**MATERIALS PROVIDED**.
╭──
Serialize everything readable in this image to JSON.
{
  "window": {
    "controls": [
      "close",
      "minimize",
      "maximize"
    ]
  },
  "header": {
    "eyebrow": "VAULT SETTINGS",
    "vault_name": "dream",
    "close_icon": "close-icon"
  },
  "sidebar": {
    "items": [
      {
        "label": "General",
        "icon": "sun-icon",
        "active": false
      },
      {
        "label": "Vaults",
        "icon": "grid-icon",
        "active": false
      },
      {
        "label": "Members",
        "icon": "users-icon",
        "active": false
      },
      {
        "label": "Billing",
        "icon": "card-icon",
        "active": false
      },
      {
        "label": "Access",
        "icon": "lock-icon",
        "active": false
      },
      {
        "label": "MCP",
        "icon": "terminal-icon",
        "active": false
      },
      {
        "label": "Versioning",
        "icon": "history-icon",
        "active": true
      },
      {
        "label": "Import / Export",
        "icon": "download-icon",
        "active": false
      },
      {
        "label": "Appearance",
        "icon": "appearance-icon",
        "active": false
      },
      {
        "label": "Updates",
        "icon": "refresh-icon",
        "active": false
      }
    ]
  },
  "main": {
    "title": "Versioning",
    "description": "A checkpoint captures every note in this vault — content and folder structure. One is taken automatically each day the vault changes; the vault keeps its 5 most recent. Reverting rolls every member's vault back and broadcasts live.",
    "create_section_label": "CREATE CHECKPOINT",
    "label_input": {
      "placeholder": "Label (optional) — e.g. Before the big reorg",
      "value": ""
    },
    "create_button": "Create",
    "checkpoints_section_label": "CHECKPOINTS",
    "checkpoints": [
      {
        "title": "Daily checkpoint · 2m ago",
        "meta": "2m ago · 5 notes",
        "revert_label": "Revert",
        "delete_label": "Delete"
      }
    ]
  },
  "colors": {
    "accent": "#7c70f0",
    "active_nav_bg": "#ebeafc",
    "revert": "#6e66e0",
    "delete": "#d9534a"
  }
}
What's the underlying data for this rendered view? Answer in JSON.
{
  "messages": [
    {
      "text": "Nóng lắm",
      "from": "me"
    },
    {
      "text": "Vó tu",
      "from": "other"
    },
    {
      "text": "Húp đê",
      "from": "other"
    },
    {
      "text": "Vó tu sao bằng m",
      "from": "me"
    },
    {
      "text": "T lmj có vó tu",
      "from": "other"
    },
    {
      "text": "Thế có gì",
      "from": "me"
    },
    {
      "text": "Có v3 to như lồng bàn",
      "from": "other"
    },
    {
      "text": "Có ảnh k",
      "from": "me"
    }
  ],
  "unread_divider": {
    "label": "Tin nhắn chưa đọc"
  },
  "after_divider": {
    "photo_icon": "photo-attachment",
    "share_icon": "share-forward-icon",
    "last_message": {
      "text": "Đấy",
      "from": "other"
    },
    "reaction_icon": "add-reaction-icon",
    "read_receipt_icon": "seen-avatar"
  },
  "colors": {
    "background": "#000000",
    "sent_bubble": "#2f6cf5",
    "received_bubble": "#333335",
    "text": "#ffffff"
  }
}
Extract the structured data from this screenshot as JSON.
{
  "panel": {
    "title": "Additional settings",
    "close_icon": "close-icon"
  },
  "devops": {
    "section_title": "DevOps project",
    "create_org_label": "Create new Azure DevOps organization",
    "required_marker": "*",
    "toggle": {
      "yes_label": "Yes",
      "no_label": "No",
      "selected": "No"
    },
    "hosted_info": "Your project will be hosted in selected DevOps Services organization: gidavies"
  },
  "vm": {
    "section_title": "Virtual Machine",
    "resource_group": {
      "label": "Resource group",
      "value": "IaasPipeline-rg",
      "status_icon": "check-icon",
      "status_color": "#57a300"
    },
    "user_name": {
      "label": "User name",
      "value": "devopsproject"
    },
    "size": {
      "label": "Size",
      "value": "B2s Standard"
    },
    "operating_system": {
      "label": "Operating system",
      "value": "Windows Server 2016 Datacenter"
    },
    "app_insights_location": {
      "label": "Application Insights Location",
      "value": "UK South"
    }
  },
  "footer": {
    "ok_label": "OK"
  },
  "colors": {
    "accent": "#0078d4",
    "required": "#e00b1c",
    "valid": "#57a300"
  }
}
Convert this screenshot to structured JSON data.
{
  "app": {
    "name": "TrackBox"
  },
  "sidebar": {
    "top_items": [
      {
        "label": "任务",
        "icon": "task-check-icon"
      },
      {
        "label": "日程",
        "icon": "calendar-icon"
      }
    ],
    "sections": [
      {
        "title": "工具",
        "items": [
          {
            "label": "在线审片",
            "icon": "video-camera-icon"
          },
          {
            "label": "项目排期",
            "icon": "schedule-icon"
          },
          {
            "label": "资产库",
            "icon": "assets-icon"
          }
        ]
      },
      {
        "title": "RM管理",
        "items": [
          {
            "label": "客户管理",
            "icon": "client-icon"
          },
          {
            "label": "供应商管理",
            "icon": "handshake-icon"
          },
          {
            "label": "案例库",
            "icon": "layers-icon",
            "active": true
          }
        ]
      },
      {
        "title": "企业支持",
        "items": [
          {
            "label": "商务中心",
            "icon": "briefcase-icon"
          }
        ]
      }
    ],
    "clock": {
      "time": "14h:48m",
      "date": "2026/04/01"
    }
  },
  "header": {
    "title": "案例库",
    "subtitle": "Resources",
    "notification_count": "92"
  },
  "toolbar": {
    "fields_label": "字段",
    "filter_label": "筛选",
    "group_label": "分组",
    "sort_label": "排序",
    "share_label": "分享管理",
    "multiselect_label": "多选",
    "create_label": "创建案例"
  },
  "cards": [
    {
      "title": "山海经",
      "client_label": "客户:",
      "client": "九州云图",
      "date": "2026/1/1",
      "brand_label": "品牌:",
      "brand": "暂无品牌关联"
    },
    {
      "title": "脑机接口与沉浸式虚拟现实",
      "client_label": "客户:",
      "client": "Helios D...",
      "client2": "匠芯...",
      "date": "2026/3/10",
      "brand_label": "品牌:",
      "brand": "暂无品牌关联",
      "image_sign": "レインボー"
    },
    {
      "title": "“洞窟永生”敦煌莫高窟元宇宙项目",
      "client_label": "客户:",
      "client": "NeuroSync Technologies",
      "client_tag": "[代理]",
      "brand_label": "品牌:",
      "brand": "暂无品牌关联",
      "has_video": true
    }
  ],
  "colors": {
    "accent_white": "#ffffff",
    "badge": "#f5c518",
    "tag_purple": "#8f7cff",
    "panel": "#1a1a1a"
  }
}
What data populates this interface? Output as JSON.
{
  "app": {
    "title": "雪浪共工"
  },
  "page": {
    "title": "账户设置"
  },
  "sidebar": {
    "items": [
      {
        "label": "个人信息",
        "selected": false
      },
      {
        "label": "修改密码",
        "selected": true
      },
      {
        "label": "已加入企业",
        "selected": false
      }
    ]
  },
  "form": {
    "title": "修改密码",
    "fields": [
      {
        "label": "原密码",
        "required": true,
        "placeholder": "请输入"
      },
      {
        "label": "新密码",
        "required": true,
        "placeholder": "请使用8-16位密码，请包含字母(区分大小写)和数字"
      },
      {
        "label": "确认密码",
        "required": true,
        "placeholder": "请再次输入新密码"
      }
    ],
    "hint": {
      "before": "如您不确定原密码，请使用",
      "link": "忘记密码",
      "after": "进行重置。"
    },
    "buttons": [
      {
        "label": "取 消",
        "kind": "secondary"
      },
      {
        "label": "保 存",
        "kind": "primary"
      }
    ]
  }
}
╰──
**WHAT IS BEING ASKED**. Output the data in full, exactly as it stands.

**RESPONSE TO THE EXERCISE**.
Serialize everything readable in this image to JSON.
{
  "window": {
    "controls": [
      "close",
      "minimize",
      "maximize"
    ]
  },
  "header": {
    "eyebrow": "VAULT SETTINGS",
    "vault_name": "dream",
    "close_icon": "close-icon"
  },
  "sidebar": {
    "items": [
      {
        "label": "General",
        "icon": "sun-icon",
        "active": false
      },
      {
        "label": "Vaults",
        "icon": "grid-icon",
        "active": false
      },
      {
        "label": "Members",
        "icon": "users-icon",
        "active": false
      },
      {
        "label": "Billing",
        "icon": "card-icon",
        "active": false
      },
      {
        "label": "Access",
        "icon": "lock-icon",
        "active": false
      },
      {
        "label": "MCP",
        "icon": "terminal-icon",
        "active": false
      },
      {
        "label": "Versioning",
        "icon": "history-icon",
        "active": true
      },
      {
        "label": "Import / Export",
        "icon": "download-icon",
        "active": false
      },
      {
        "label": "Appearance",
        "icon": "appearance-icon",
        "active": false
      },
      {
        "label": "Updates",
        "icon": "refresh-icon",
        "active": false
      }
    ]
  },
  "main": {
    "title": "Versioning",
    "description": "A checkpoint captures every note in this vault — content and folder structure. One is taken automatically each day the vault changes; the vault keeps its 5 most recent. Reverting rolls every member's vault back and broadcasts live.",
    "create_section_label": "CREATE CHECKPOINT",
    "label_input": {
      "placeholder": "Label (optional) — e.g. Before the big reorg",
      "value": ""
    },
    "create_button": "Create",
    "checkpoints_section_label": "CHECKPOINTS",
    "checkpoints": [
      {
        "title": "Daily checkpoint · 2m ago",
        "meta": "2m ago · 5 notes",
        "revert_label": "Revert",
        "delete_label": "Delete"
      }
    ]
  },
  "colors": {
    "accent": "#7c70f0",
    "active_nav_bg": "#ebeafc",
    "revert": "#6e66e0",
    "delete": "#d9534a"
  }
}
What's the underlying data for this rendered view? Answer in JSON.
{
  "messages": [
    {
      "text": "Nóng lắm",
      "from": "me"
    },
    {
      "text": "Vó tu",
      "from": "other"
    },
    {
      "text": "Húp đê",
      "from": "other"
    },
    {
      "text": "Vó tu sao bằng m",
      "from": "me"
    },
    {
      "text": "T lmj có vó tu",
      "from": "other"
    },
    {
      "text": "Thế có gì",
      "from": "me"
    },
    {
      "text": "Có v3 to như lồng bàn",
      "from": "other"
    },
    {
      "text": "Có ảnh k",
      "from": "me"
    }
  ],
  "unread_divider": {
    "label": "Tin nhắn chưa đọc"
  },
  "after_divider": {
    "photo_icon": "photo-attachment",
    "share_icon": "share-forward-icon",
    "last_message": {
      "text": "Đấy",
      "from": "other"
    },
    "reaction_icon": "add-reaction-icon",
    "read_receipt_icon": "seen-avatar"
  },
  "colors": {
    "background": "#000000",
    "sent_bubble": "#2f6cf5",
    "received_bubble": "#333335",
    "text": "#ffffff"
  }
}
Extract the structured data from this screenshot as JSON.
{
  "panel": {
    "title": "Additional settings",
    "close_icon": "close-icon"
  },
  "devops": {
    "section_title": "DevOps project",
    "create_org_label": "Create new Azure DevOps organization",
    "required_marker": "*",
    "toggle": {
      "yes_label": "Yes",
      "no_label": "No",
      "selected": "No"
    },
    "hosted_info": "Your project will be hosted in selected DevOps Services organization: gidavies"
  },
  "vm": {
    "section_title": "Virtual Machine",
    "resource_group": {
      "label": "Resource group",
      "value": "IaasPipeline-rg",
      "status_icon": "check-icon",
      "status_color": "#57a300"
    },
    "user_name": {
      "label": "User name",
      "value": "devopsproject"
    },
    "size": {
      "label": "Size",
      "value": "B2s Standard"
    },
    "operating_system": {
      "label": "Operating system",
      "value": "Windows Server 2016 Datacenter"
    },
    "app_insights_location": {
      "label": "Application Insights Location",
      "value": "UK South"
    }
  },
  "footer": {
    "ok_label": "OK"
  },
  "colors": {
    "accent": "#0078d4",
    "required": "#e00b1c",
    "valid": "#57a300"
  }
}
Convert this screenshot to structured JSON data.
{
  "app": {
    "name": "TrackBox"
  },
  "sidebar": {
    "top_items": [
      {
        "label": "任务",
        "icon": "task-check-icon"
      },
      {
        "label": "日程",
        "icon": "calendar-icon"
      }
    ],
    "sections": [
      {
        "title": "工具",
        "items": [
          {
            "label": "在线审片",
            "icon": "video-camera-icon"
          },
          {
            "label": "项目排期",
            "icon": "schedule-icon"
          },
          {
            "label": "资产库",
            "icon": "assets-icon"
          }
        ]
      },
      {
        "title": "RM管理",
        "items": [
          {
            "label": "客户管理",
            "icon": "client-icon"
          },
          {
            "label": "供应商管理",
            "icon": "handshake-icon"
          },
          {
            "label": "案例库",
            "icon": "layers-icon",
            "active": true
          }
        ]
      },
      {
        "title": "企业支持",
        "items": [
          {
            "label": "商务中心",
            "icon": "briefcase-icon"
          }
        ]
      }
    ],
    "clock": {
      "time": "14h:48m",
      "date": "2026/04/01"
    }
  },
  "header": {
    "title": "案例库",
    "subtitle": "Resources",
    "notification_count": "92"
  },
  "toolbar": {
    "fields_label": "字段",
    "filter_label": "筛选",
    "group_label": "分组",
    "sort_label": "排序",
    "share_label": "分享管理",
    "multiselect_label": "多选",
    "create_label": "创建案例"
  },
  "cards": [
    {
      "title": "山海经",
      "client_label": "客户:",
      "client": "九州云图",
      "date": "2026/1/1",
      "brand_label": "品牌:",
      "brand": "暂无品牌关联"
    },
    {
      "title": "脑机接口与沉浸式虚拟现实",
      "client_label": "客户:",
      "client": "Helios D...",
      "client2": "匠芯...",
      "date": "2026/3/10",
      "brand_label": "品牌:",
      "brand": "暂无品牌关联",
      "image_sign": "レインボー"
    },
    {
      "title": "“洞窟永生”敦煌莫高窟元宇宙项目",
      "client_label": "客户:",
      "client": "NeuroSync Technologies",
      "client_tag": "[代理]",
      "brand_label": "品牌:",
      "brand": "暂无品牌关联",
      "has_video": true
    }
  ],
  "colors": {
    "accent_white": "#ffffff",
    "badge": "#f5c518",
    "tag_purple": "#8f7cff",
    "panel": "#1a1a1a"
  }
}
What data populates this interface? Output as JSON.
{
  "app": {
    "title": "雪浪共工"
  },
  "page": {
    "title": "账户设置"
  },
  "sidebar": {
    "items": [
      {
        "label": "个人信息",
        "selected": false
      },
      {
        "label": "修改密码",
        "selected": true
      },
      {
        "label": "已加入企业",
        "selected": false
      }
    ]
  },
  "form": {
    "title": "修改密码",
    "fields": [
      {
        "label": "原密码",
        "required": true,
        "placeholder": "请输入"
      },
      {
        "label": "新密码",
        "required": true,
        "placeholder": "请使用8-16位密码，请包含字母(区分大小写)和数字"
      },
      {
        "label": "确认密码",
        "required": true,
        "placeholder": "请再次输入新密码"
      }
    ],
    "hint": {
      "before": "如您不确定原密码，请使用",
      "link": "忘记密码",
      "after": "进行重置。"
    },
    "buttons": [
      {
        "label": "取 消",
        "kind": "secondary"
      },
      {
        "label": "保 存",
        "kind": "primary"
      }
    ]
  }
}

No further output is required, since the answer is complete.